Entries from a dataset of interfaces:
Content starts

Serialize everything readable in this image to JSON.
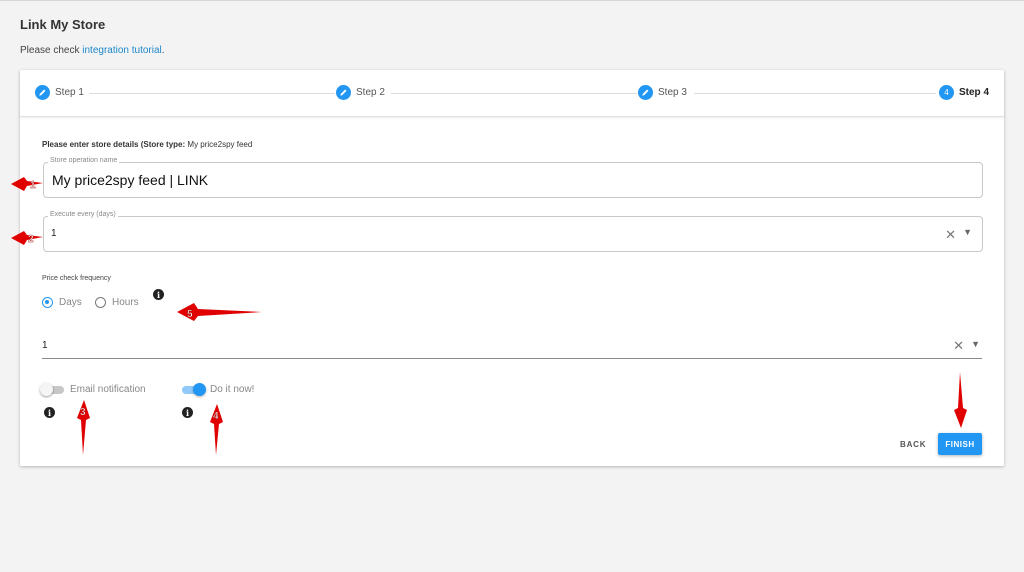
{
  "page": {
    "title": "Link My Store",
    "tutorial_prefix": "Please check ",
    "tutorial_link": "integration tutorial",
    "tutorial_suffix": "."
  },
  "stepper": {
    "steps": [
      {
        "label": "Step 1",
        "icon": "pencil-icon"
      },
      {
        "label": "Step 2",
        "icon": "pencil-icon"
      },
      {
        "label": "Step 3",
        "icon": "pencil-icon"
      },
      {
        "label": "Step 4",
        "number": "4"
      }
    ]
  },
  "form": {
    "details_label": "Please enter store details (Store type:",
    "store_type": "My price2spy feed",
    "store_name": {
      "label": "Store operation name",
      "value": "My price2spy feed | LINK"
    },
    "execute_every": {
      "label": "Execute every (days)",
      "value": "1"
    },
    "price_check": {
      "label": "Price check frequency",
      "options": [
        "Days",
        "Hours"
      ],
      "selected": "Days",
      "value": "1"
    },
    "email_notification": {
      "label": "Email notification",
      "on": false
    },
    "do_it_now": {
      "label": "Do it now!",
      "on": true
    }
  },
  "actions": {
    "back": "BACK",
    "finish": "FINISH"
  },
  "annotations": [
    "1",
    "2",
    "3",
    "4",
    "5"
  ],
  "colors": {
    "accent": "#2196f3",
    "link": "#1e88c8",
    "annotation": "#e00000"
  }
}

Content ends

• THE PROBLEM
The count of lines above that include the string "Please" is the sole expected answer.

• ANSWER
2